• THE PROBLEM
Each line of the data below holding the word "Microsoft" must be copied.

• Excerpts from a dataset
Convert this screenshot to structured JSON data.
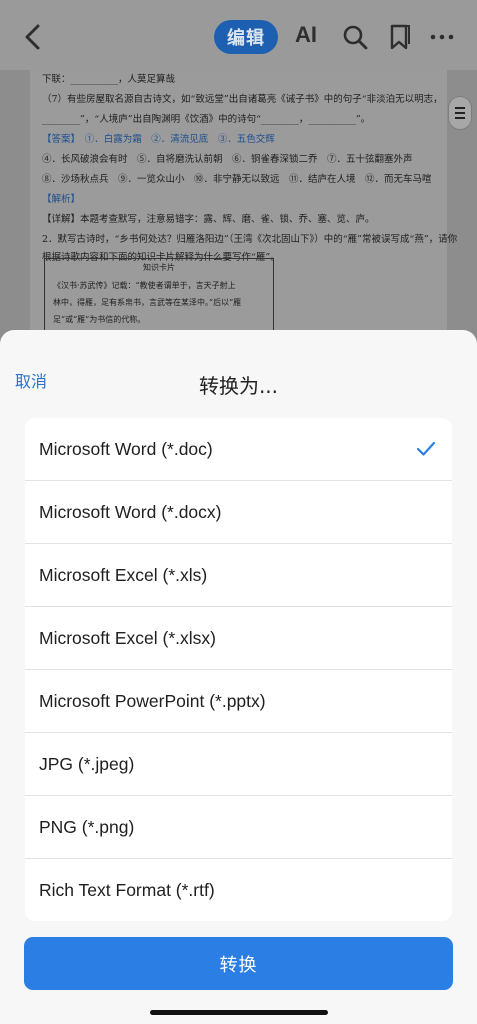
{
  "toolbar": {
    "edit_label": "编辑",
    "ai_label": "AI",
    "icons": [
      "back-icon",
      "search-icon",
      "bookmark-icon",
      "more-icon"
    ]
  },
  "document": {
    "lines": [
      "下联：__________，人莫足算哉",
      "（7）有些房屋取名源自古诗文，如“致远堂”出自诸葛亮《诫子书》中的句子“非淡泊无以明志，",
      "________”，“人境庐”出自陶渊明《饮酒》中的诗句“________，__________”。",
      "【答案】　①．白露为霜　②．清流见底　③．五色交辉",
      "④．长风破浪会有时　⑤．自将磨洗认前朝　⑥．铜雀春深锁二乔　⑦．五十弦翻塞外声",
      "⑧．沙场秋点兵　⑨．一览众山小　⑩．非宁静无以致远　⑪．结庐在人境　⑫．而无车马喧",
      "【解析】",
      "【详解】本题考查默写，注意易错字：露、辉、磨、雀、锁、乔、塞、览、庐。",
      "2．默写古诗时，“乡书何处达？归雁洛阳边”（王湾《次北固山下》）中的“雁”常被误写成“燕”，请你",
      "根据诗歌内容和下面的知识卡片解释为什么要写作“雁”。"
    ],
    "card_title": "知识卡片",
    "card_lines": [
      "《汉书·苏武传》记载：“教使者谓单于，言天子射上",
      "林中，得雁，足有系帛书，言武等在某泽中。”后以“雁",
      "足”或“雁”为书信的代称。"
    ]
  },
  "sheet": {
    "cancel_label": "取消",
    "title": "转换为...",
    "options": [
      {
        "label": "Microsoft Word (*.doc)",
        "selected": true
      },
      {
        "label": "Microsoft Word (*.docx)",
        "selected": false
      },
      {
        "label": "Microsoft Excel (*.xls)",
        "selected": false
      },
      {
        "label": "Microsoft Excel (*.xlsx)",
        "selected": false
      },
      {
        "label": "Microsoft PowerPoint (*.pptx)",
        "selected": false
      },
      {
        "label": "JPG (*.jpeg)",
        "selected": false
      },
      {
        "label": "PNG (*.png)",
        "selected": false
      },
      {
        "label": "Rich Text Format (*.rtf)",
        "selected": false
      }
    ],
    "convert_label": "转换"
  },
  "colors": {
    "accent": "#2b7ee3",
    "edit_button": "#1d5fb0",
    "cancel_text": "#2a73c8"
  }
}
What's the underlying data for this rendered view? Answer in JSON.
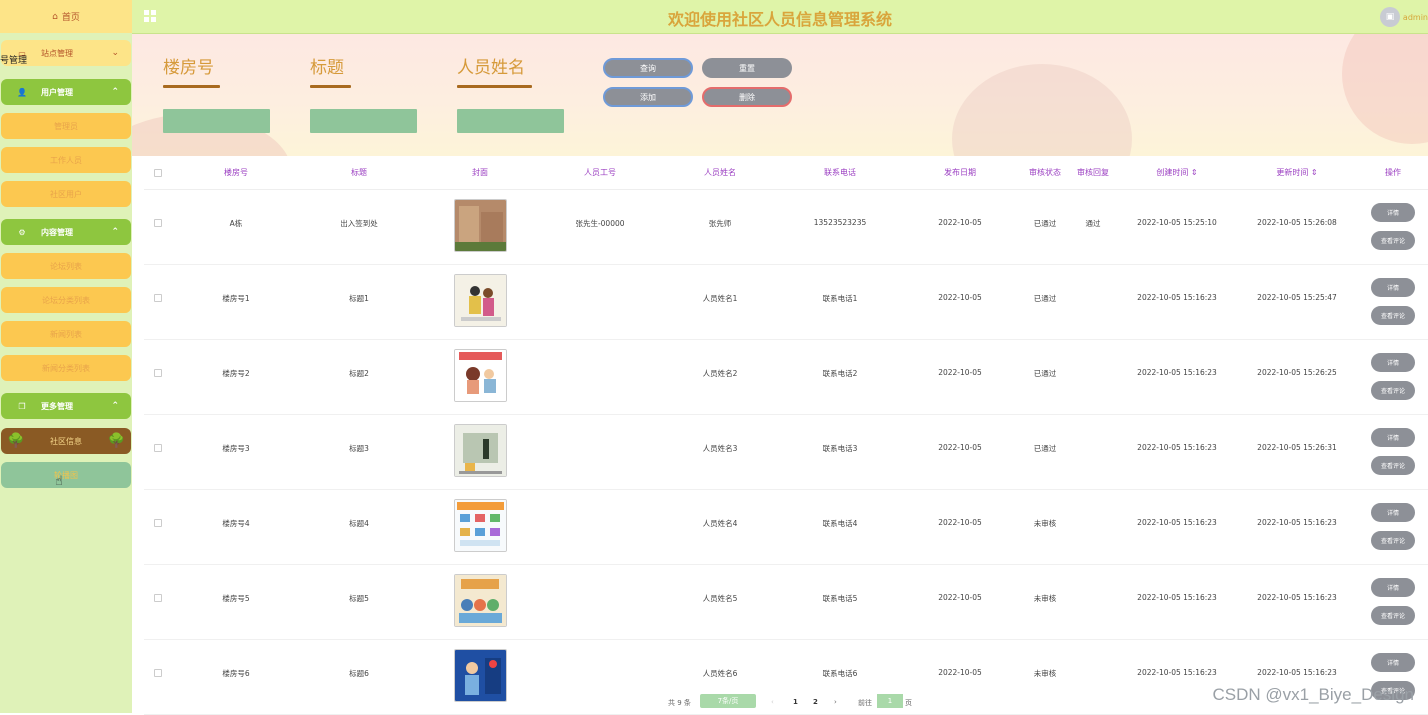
{
  "sidebar": {
    "home": "首页",
    "menus": [
      {
        "label": "站点管理",
        "kind": "parent-yellow",
        "icon": "monitor-icon",
        "chev": "⌄"
      },
      {
        "label": "用户管理",
        "kind": "parent-green",
        "icon": "user-icon",
        "chev": "⌃"
      },
      {
        "label": "管理员",
        "kind": "child"
      },
      {
        "label": "工作人员",
        "kind": "child"
      },
      {
        "label": "社区用户",
        "kind": "child"
      },
      {
        "label": "内容管理",
        "kind": "parent-green",
        "icon": "settings-icon",
        "chev": "⌃"
      },
      {
        "label": "论坛列表",
        "kind": "child"
      },
      {
        "label": "论坛分类列表",
        "kind": "child"
      },
      {
        "label": "新闻列表",
        "kind": "child"
      },
      {
        "label": "新闻分类列表",
        "kind": "child"
      },
      {
        "label": "更多管理",
        "kind": "parent-green",
        "icon": "copy-icon",
        "chev": "⌃"
      },
      {
        "label": "社区信息",
        "kind": "active"
      },
      {
        "label": "轮播图",
        "kind": "hover"
      }
    ],
    "overflow_text": "号管理"
  },
  "header": {
    "title": "欢迎使用社区人员信息管理系统",
    "user": "admin"
  },
  "search": {
    "fields": [
      {
        "label": "楼房号"
      },
      {
        "label": "标题"
      },
      {
        "label": "人员姓名"
      }
    ],
    "buttons": {
      "query": "查询",
      "reset": "重置",
      "add": "添加",
      "delete": "删除"
    }
  },
  "table": {
    "headers": [
      "楼房号",
      "标题",
      "封面",
      "人员工号",
      "人员姓名",
      "联系电话",
      "发布日期",
      "审核状态",
      "审核回复",
      "创建时间 ⇕",
      "更新时间 ⇕",
      "操作"
    ],
    "rows": [
      {
        "building": "A栋",
        "title": "出入签到处",
        "emp_no": "张先生-00000",
        "name": "张先师",
        "phone": "13523523235",
        "date": "2022-10-05",
        "status": "已通过",
        "reply": "通过",
        "created": "2022-10-05 15:25:10",
        "updated": "2022-10-05 15:26:08",
        "cover": "building"
      },
      {
        "building": "楼房号1",
        "title": "标题1",
        "emp_no": "",
        "name": "人员姓名1",
        "phone": "联系电话1",
        "date": "2022-10-05",
        "status": "已通过",
        "reply": "",
        "created": "2022-10-05 15:16:23",
        "updated": "2022-10-05 15:25:47",
        "cover": "people"
      },
      {
        "building": "楼房号2",
        "title": "标题2",
        "emp_no": "",
        "name": "人员姓名2",
        "phone": "联系电话2",
        "date": "2022-10-05",
        "status": "已通过",
        "reply": "",
        "created": "2022-10-05 15:16:23",
        "updated": "2022-10-05 15:26:25",
        "cover": "check"
      },
      {
        "building": "楼房号3",
        "title": "标题3",
        "emp_no": "",
        "name": "人员姓名3",
        "phone": "联系电话3",
        "date": "2022-10-05",
        "status": "已通过",
        "reply": "",
        "created": "2022-10-05 15:16:23",
        "updated": "2022-10-05 15:26:31",
        "cover": "door"
      },
      {
        "building": "楼房号4",
        "title": "标题4",
        "emp_no": "",
        "name": "人员姓名4",
        "phone": "联系电话4",
        "date": "2022-10-05",
        "status": "未审核",
        "reply": "",
        "created": "2022-10-05 15:16:23",
        "updated": "2022-10-05 15:16:23",
        "cover": "poster"
      },
      {
        "building": "楼房号5",
        "title": "标题5",
        "emp_no": "",
        "name": "人员姓名5",
        "phone": "联系电话5",
        "date": "2022-10-05",
        "status": "未审核",
        "reply": "",
        "created": "2022-10-05 15:16:23",
        "updated": "2022-10-05 15:16:23",
        "cover": "crowd"
      },
      {
        "building": "楼房号6",
        "title": "标题6",
        "emp_no": "",
        "name": "人员姓名6",
        "phone": "联系电话6",
        "date": "2022-10-05",
        "status": "未审核",
        "reply": "",
        "created": "2022-10-05 15:16:23",
        "updated": "2022-10-05 15:16:23",
        "cover": "blue"
      }
    ],
    "op_labels": {
      "detail": "详情",
      "comment": "查看评论"
    }
  },
  "pager": {
    "total": "共 9 条",
    "size": "7条/页",
    "prev": "‹",
    "pages": [
      "1",
      "2"
    ],
    "next": "›",
    "goto_prefix": "前往",
    "goto_value": "1",
    "goto_suffix": "页"
  },
  "watermark": "CSDN @vx1_Biye_Design"
}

• RESPONSE TO THIS EXERCISE
        "label": "Microsoft Word (*.doc)",
        "label": "Microsoft Word (*.docx)",
        "label": "Microsoft Excel (*.xls)",
        "label": "Microsoft Excel (*.xlsx)",
        "label": "Microsoft PowerPoint (*.pptx)",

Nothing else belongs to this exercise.